:: TASK MATERIAL ::

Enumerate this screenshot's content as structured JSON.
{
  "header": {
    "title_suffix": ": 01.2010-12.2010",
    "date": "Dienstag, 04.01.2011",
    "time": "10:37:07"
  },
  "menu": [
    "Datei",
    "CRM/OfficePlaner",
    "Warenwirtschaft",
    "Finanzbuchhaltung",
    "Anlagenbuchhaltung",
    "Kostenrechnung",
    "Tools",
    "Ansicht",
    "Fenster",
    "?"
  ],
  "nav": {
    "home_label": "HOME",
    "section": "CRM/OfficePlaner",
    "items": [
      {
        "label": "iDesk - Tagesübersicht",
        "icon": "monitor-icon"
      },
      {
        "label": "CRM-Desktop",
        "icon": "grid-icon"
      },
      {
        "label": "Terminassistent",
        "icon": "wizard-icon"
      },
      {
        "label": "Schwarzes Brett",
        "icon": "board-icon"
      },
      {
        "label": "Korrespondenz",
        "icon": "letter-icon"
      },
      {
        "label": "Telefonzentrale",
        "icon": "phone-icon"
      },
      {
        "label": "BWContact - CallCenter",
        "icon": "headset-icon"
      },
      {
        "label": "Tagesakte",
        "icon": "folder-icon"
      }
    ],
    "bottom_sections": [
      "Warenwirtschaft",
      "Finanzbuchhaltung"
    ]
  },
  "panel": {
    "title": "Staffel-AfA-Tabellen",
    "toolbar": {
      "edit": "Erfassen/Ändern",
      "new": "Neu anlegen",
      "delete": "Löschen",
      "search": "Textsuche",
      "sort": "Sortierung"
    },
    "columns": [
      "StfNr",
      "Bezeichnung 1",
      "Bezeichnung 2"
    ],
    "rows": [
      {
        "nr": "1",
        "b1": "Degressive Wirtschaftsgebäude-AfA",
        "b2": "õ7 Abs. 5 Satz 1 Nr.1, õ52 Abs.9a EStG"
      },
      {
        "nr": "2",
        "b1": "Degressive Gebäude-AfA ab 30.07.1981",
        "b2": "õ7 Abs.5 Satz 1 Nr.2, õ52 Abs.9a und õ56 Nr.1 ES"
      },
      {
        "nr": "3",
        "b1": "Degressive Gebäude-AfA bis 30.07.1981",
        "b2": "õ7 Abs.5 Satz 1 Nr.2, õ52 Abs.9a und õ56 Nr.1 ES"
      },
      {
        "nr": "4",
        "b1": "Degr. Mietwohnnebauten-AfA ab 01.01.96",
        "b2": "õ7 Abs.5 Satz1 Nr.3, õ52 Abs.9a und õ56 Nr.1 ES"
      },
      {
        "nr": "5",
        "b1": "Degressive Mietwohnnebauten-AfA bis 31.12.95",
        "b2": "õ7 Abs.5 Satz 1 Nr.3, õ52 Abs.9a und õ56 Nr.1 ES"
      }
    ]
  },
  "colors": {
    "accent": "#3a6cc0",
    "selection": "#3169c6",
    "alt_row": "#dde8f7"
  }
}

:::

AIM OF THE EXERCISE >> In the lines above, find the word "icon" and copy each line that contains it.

YOUR RESPONSE >>
        "icon": "monitor-icon"
        "icon": "grid-icon"
        "icon": "wizard-icon"
        "icon": "board-icon"
        "icon": "letter-icon"
        "icon": "phone-icon"
        "icon": "headset-icon"
        "icon": "folder-icon"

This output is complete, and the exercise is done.